State Water Resources Research Institute Program (WRRI)
Start Date: 2012-03-01 End Date: 2012-02-28
Total Federal Funds: $15,600 Total Non-Federal Funds: $37,948
Principal Investigators: John White, Sibel Bargu, Chunyan Li

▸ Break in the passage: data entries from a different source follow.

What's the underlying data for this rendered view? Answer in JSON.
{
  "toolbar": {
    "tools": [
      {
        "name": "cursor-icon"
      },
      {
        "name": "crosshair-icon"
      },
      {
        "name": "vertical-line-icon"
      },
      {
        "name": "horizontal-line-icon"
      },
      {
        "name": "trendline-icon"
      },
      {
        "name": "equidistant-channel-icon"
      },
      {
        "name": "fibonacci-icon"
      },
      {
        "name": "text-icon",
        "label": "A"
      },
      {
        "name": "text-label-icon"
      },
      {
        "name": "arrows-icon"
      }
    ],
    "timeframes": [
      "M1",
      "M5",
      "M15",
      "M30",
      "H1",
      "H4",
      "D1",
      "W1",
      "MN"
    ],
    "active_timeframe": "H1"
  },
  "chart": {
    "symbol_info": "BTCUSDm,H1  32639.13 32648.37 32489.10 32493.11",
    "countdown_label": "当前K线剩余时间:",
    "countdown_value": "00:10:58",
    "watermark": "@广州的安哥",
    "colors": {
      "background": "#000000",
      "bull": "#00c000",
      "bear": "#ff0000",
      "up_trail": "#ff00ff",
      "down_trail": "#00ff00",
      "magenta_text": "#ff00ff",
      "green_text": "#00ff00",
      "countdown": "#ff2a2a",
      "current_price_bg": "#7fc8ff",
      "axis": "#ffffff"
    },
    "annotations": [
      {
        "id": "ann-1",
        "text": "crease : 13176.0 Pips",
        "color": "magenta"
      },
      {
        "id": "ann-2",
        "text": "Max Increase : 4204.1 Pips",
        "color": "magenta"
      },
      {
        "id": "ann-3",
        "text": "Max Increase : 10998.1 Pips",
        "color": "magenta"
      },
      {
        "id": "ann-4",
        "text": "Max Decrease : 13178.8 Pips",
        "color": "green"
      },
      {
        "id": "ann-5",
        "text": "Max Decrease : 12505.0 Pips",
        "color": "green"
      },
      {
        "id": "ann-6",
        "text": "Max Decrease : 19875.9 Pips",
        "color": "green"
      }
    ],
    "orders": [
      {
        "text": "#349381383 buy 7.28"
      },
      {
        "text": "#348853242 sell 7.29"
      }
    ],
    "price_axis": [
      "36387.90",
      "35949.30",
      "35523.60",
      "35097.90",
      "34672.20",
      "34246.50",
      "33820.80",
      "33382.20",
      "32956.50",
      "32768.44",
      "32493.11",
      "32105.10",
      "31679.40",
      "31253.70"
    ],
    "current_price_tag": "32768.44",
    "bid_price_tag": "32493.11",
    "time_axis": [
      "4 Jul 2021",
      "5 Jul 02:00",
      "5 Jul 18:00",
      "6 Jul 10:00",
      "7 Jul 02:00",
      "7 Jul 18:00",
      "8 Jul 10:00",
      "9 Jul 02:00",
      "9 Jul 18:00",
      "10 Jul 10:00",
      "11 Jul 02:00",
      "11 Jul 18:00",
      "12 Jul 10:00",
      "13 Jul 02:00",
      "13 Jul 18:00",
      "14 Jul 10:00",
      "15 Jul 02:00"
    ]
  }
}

Abstract: The Bonnet Carrpillway is a flood-release valve for the Mississippi River. The Spillway is only opened in years where the projected springtime flood stage of the river can threaten New Orleans and other downstream communities. The Bonnet Carre´ Spillway can alleviate pressure from dangerous flood stage river heights by directing up to 7080 m3 s-1 (250,000 ft3 s-1) of water (~ 20% of the flood volume Mississippi River capacity) into Lake Pontchartrain and out into the Gulf of Mexico. Coincident with the water, there is a large load of bioavailable N (>10,000 metric tons of N) in the form of nitrate as well as dissolved reactive P with the potential to trigger expressions of eutrophication in this important commercial and recreational fisheries water body. Our research team has documented the effects of these large nutrient pulses both in 2008 and 2011, however, we are missing the critical baseline data from a non-spillway opening year. In order to determine and model the impact of these nutrient pulses to the lake water quality and predict potential harmful algal blooms, we require spatially and temporally explicit data on the nutrient status, phytoplankton assemblages and toxin concentrations during a non-loaded year. We will sample surface and bottom waters along the salinity gradient along the east-west axis of the lake using previously established stations. Salinity, temperature, pH, dissolved oxygen, secchi disk depth, pigments, nutrients (NO3, PO4, NH4, Si, TKN, TP, DOC, DON), phytoplankton assemblages, toxin concentrations will be measured at each station. We will then compare these results with similar measurements taken during and after closure of the spillway in 2008 and 2011 in order to more accurately predict the effects of these large nutrient loading events on lake water quality. This information is critically important for lake managers as well as fisheries groups as harmful algal blooms produce toxins which have the potential to contaminate the entire food web and affect human health. In addition, as the state of Louisiana plans for larger Mississippi River diversion like the White’s Ditch diversion, this data can be used to predict the effects of those new, larger diversions on the receiving water body.